> Problem to solve: When a line of the entries contains "JSON", please list that line.

> Given information:
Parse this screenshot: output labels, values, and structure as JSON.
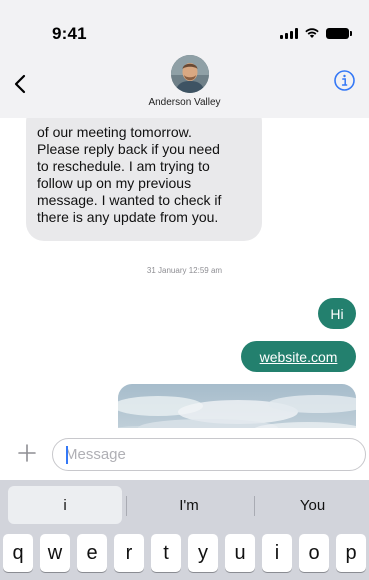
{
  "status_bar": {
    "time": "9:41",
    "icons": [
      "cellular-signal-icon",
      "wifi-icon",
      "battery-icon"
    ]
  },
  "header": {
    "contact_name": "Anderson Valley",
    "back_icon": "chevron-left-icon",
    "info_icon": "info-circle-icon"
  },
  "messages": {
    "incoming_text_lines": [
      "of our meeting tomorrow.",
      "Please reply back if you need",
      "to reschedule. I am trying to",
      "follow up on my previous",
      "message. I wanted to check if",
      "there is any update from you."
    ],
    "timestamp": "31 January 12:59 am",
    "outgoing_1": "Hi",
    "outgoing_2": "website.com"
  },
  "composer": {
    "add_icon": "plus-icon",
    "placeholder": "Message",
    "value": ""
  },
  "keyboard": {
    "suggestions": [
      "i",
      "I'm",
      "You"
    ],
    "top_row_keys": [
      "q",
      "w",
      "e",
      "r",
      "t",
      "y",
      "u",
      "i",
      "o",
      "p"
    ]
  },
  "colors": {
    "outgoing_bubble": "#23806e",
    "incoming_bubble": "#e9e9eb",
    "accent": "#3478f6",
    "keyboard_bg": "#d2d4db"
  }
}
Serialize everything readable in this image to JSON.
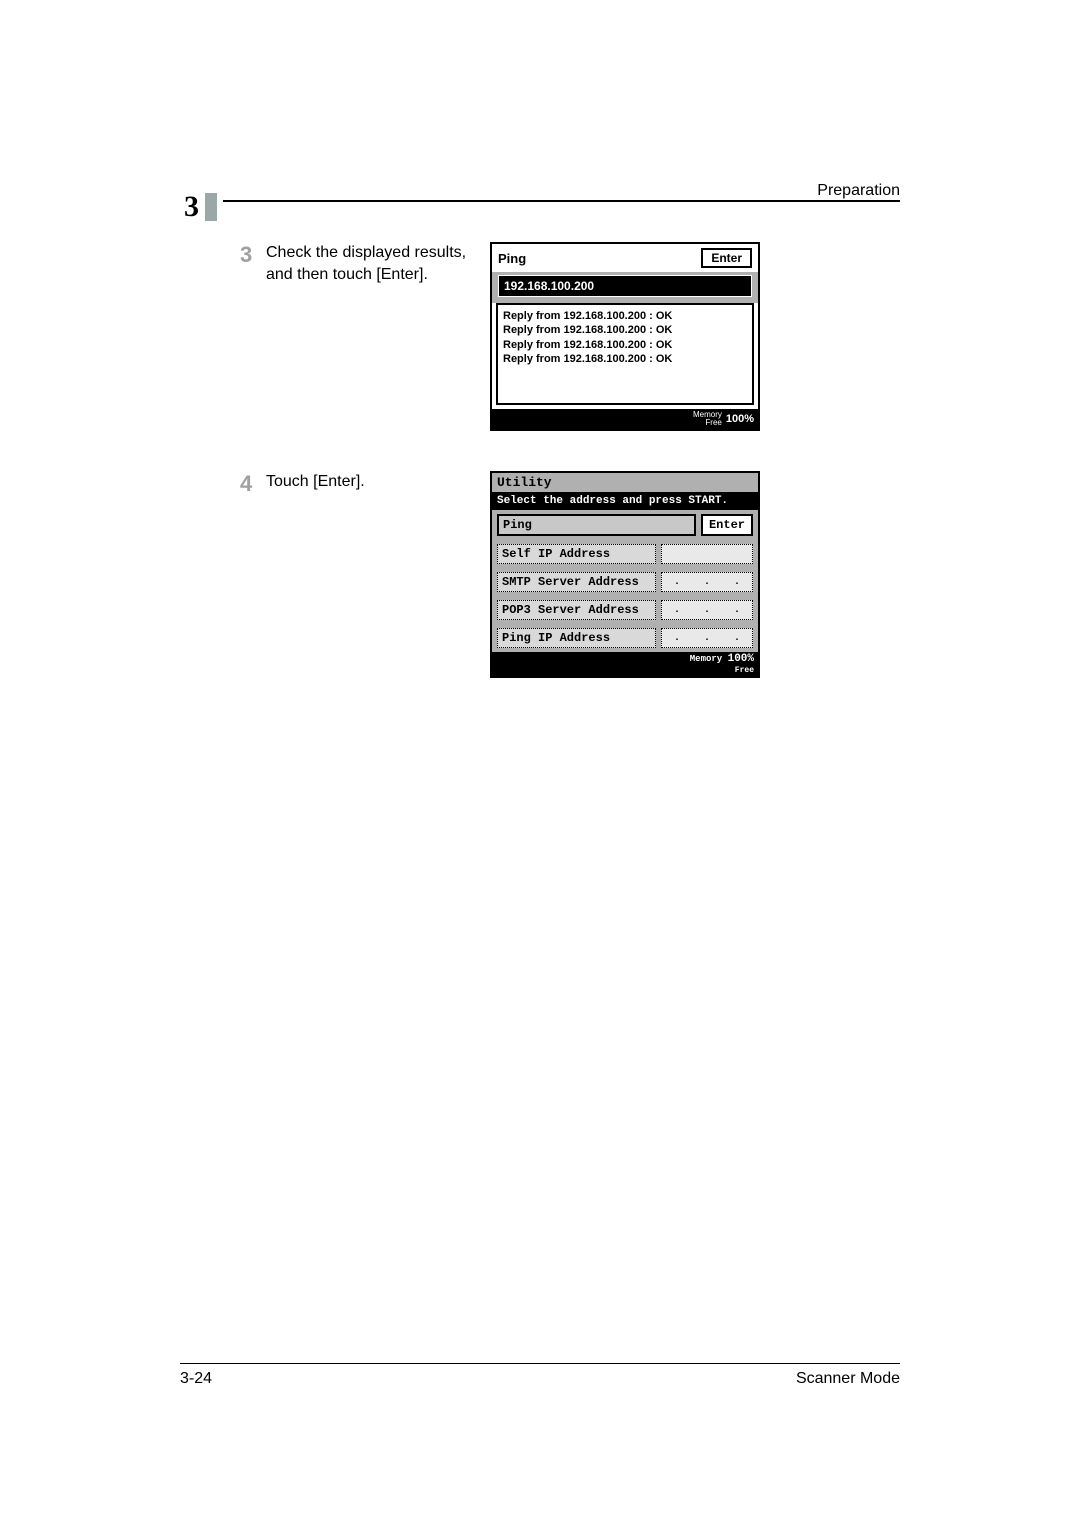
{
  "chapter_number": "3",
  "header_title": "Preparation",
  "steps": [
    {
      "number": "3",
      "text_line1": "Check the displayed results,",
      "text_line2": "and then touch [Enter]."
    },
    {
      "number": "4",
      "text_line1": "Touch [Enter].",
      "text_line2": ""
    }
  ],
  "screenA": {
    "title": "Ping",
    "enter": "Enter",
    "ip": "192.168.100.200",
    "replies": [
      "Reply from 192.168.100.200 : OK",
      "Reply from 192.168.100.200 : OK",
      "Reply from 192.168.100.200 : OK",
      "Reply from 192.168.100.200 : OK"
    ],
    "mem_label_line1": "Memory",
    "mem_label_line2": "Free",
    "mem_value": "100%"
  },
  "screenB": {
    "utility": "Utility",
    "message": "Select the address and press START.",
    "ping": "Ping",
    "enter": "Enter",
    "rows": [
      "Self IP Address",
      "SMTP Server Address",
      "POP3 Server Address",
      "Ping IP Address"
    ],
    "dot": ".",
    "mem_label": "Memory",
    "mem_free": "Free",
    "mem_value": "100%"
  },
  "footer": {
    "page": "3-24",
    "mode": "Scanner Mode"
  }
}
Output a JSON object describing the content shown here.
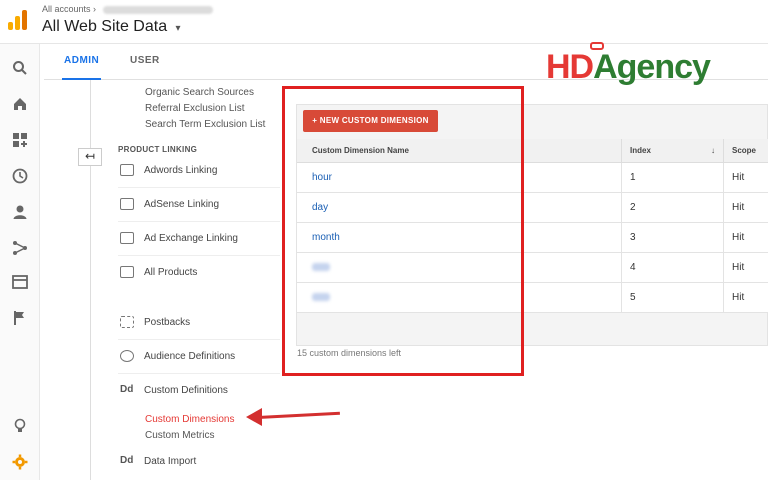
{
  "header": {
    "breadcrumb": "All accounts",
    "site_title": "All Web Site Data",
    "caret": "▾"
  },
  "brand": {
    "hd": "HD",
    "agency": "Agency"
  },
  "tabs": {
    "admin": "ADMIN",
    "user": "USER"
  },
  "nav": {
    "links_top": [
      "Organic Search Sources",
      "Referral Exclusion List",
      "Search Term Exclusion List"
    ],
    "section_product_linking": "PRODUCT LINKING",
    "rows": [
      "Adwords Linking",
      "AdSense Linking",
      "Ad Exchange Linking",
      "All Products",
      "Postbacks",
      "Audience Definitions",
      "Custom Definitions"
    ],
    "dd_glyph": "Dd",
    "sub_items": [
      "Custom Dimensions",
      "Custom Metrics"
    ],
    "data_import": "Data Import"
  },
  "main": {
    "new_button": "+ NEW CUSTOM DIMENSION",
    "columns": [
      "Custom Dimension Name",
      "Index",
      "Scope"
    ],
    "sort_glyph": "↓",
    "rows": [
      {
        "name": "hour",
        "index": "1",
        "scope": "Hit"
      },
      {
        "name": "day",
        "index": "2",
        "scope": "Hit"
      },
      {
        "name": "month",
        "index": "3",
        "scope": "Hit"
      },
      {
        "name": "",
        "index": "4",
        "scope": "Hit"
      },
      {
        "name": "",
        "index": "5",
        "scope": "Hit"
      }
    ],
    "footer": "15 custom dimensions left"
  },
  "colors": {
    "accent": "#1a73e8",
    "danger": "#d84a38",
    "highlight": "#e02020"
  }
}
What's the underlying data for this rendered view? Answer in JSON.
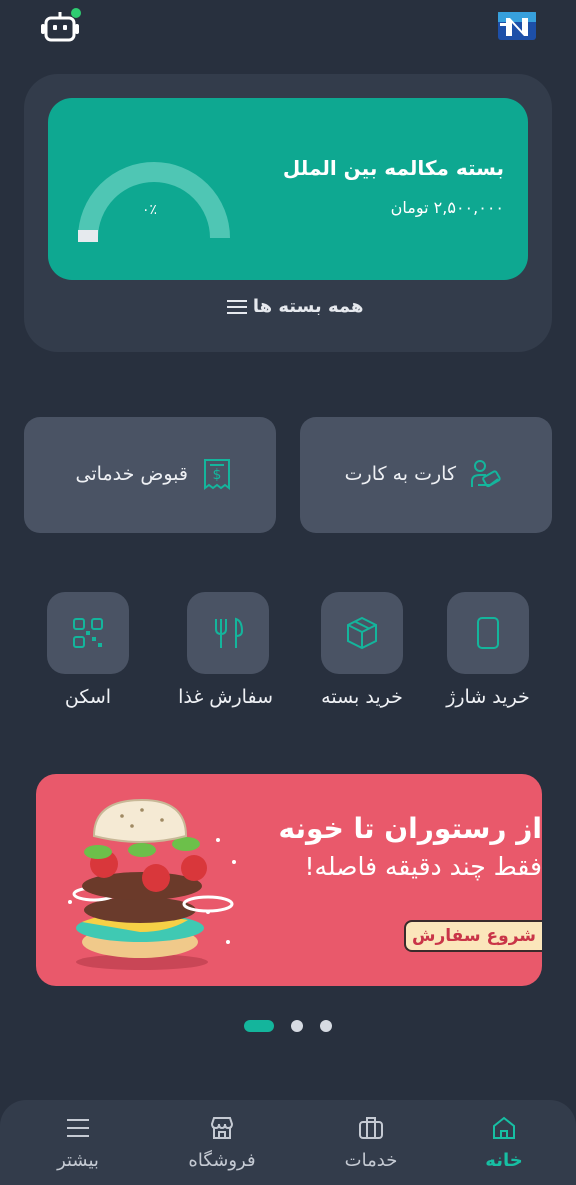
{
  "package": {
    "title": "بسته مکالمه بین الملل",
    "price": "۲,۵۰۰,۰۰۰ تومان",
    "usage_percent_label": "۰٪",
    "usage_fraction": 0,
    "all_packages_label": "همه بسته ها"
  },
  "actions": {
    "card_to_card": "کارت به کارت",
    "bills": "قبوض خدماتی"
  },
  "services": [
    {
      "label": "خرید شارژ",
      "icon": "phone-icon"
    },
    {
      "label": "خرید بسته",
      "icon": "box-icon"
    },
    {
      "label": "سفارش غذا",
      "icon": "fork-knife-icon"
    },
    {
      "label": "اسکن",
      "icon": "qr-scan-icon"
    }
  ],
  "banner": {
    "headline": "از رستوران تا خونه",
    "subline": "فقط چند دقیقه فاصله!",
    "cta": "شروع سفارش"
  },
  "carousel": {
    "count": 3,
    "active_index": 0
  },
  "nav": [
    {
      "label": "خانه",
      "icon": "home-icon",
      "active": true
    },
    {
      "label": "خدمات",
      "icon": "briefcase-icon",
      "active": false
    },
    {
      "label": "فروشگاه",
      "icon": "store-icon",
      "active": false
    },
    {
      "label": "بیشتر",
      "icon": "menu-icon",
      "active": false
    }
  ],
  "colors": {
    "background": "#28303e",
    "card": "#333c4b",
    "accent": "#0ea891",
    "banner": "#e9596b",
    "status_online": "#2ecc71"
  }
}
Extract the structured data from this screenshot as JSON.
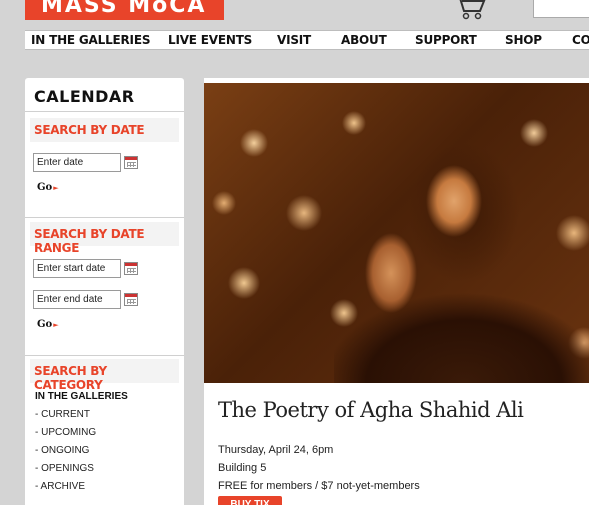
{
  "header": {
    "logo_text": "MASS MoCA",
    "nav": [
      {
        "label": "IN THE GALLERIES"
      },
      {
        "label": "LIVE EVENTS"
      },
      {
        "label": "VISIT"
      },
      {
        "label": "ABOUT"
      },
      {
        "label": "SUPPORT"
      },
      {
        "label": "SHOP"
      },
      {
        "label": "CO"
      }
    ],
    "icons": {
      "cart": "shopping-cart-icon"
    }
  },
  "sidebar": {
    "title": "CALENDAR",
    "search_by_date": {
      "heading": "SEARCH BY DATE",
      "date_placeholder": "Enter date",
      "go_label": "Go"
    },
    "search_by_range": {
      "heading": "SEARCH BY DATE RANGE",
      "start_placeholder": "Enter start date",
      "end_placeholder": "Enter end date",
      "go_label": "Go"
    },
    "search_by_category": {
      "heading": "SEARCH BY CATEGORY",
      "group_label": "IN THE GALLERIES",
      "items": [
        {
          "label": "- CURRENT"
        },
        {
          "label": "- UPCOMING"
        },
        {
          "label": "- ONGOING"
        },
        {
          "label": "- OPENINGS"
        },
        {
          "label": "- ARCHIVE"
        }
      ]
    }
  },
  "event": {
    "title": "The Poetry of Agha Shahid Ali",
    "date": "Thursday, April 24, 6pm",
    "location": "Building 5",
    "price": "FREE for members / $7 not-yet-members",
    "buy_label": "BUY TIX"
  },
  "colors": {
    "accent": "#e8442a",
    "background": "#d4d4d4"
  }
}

> Exercise answer:
Parse this screenshot: output labels, values, and structure as JSON.
Serialize everything readable in this image to JSON.
Output a JSON object describing the content shown here.
What's the underlying data for this rendered view? Answer in JSON.
Extract the structured data from this screenshot as JSON.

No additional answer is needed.